# [What you need to do]
Write out every line below that contains "heading".

# [Records shown]
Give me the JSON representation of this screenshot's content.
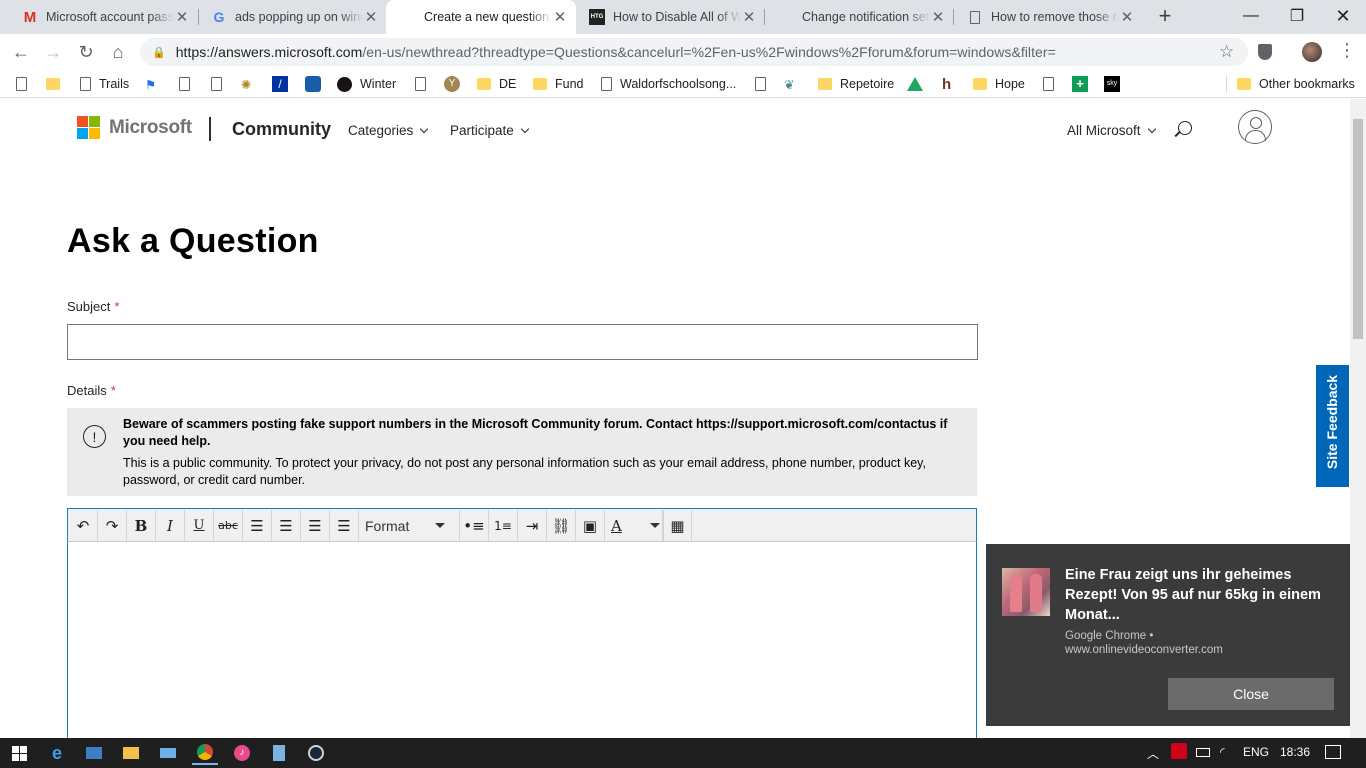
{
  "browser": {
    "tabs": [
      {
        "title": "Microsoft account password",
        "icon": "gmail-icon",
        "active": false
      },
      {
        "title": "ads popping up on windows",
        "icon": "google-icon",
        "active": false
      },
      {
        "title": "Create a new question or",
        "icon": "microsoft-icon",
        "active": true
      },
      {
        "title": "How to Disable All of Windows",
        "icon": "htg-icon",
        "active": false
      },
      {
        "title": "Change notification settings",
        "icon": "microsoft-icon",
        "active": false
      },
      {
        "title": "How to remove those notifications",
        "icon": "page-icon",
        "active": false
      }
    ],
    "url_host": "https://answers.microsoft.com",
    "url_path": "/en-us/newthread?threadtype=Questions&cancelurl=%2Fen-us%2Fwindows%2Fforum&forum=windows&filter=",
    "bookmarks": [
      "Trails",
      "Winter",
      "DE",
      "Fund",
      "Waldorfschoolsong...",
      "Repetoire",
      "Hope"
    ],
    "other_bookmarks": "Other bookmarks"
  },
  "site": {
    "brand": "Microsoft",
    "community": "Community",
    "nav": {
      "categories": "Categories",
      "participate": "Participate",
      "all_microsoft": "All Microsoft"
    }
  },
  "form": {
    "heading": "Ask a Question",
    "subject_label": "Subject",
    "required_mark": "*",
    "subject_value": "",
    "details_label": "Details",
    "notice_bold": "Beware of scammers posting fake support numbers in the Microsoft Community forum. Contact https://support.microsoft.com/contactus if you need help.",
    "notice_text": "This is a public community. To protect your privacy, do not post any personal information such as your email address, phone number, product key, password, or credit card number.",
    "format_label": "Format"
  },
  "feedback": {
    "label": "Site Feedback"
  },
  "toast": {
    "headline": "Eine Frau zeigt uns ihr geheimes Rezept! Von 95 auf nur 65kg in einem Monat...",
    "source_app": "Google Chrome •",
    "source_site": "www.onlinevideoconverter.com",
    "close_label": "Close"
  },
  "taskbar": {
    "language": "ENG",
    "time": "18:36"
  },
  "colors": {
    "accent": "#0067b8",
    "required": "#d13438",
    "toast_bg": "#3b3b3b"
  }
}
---
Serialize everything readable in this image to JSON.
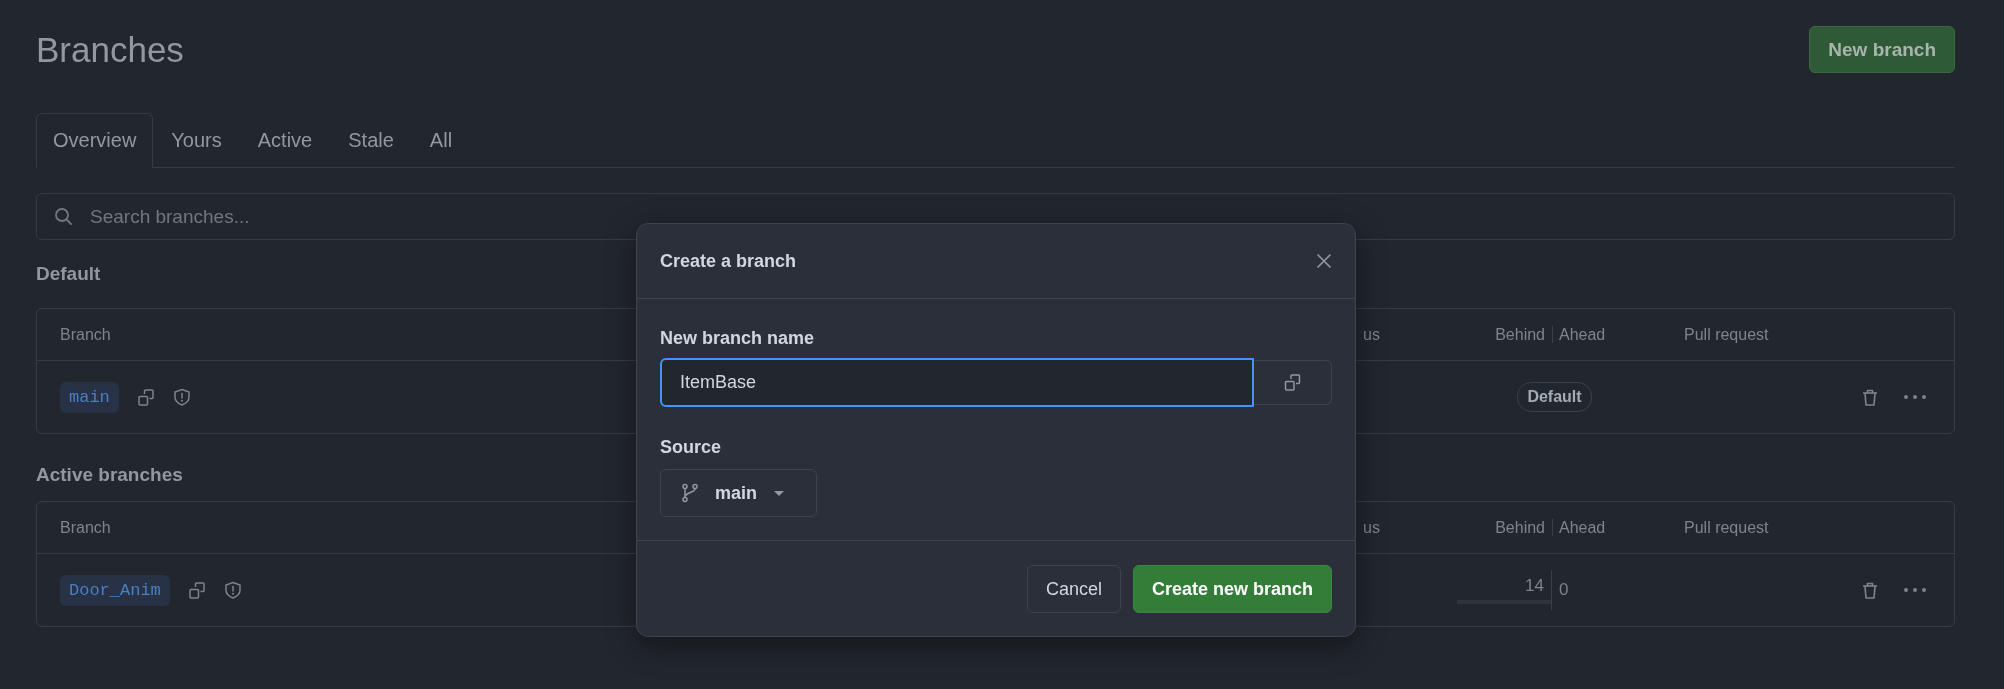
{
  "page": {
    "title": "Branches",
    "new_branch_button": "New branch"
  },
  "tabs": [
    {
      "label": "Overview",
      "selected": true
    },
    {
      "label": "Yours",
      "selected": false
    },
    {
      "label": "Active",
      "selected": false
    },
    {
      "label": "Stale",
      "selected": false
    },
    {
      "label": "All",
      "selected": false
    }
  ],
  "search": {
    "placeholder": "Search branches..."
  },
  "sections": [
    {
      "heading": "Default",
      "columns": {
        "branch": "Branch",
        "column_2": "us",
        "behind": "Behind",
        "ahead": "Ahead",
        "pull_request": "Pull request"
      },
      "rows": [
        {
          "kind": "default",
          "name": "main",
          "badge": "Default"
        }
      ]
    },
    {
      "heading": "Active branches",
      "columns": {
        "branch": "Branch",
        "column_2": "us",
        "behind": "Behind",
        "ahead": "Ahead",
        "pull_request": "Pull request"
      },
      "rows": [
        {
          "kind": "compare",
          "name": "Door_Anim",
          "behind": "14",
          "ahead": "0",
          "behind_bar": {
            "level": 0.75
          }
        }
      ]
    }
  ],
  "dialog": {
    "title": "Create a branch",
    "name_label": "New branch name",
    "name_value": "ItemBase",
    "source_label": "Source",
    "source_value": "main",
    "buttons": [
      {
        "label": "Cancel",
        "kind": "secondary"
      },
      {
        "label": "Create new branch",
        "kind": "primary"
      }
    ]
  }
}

# [Task solution]
    "heading": "Ask a Question",
      "heading": "Default",
      "heading": "Active branches",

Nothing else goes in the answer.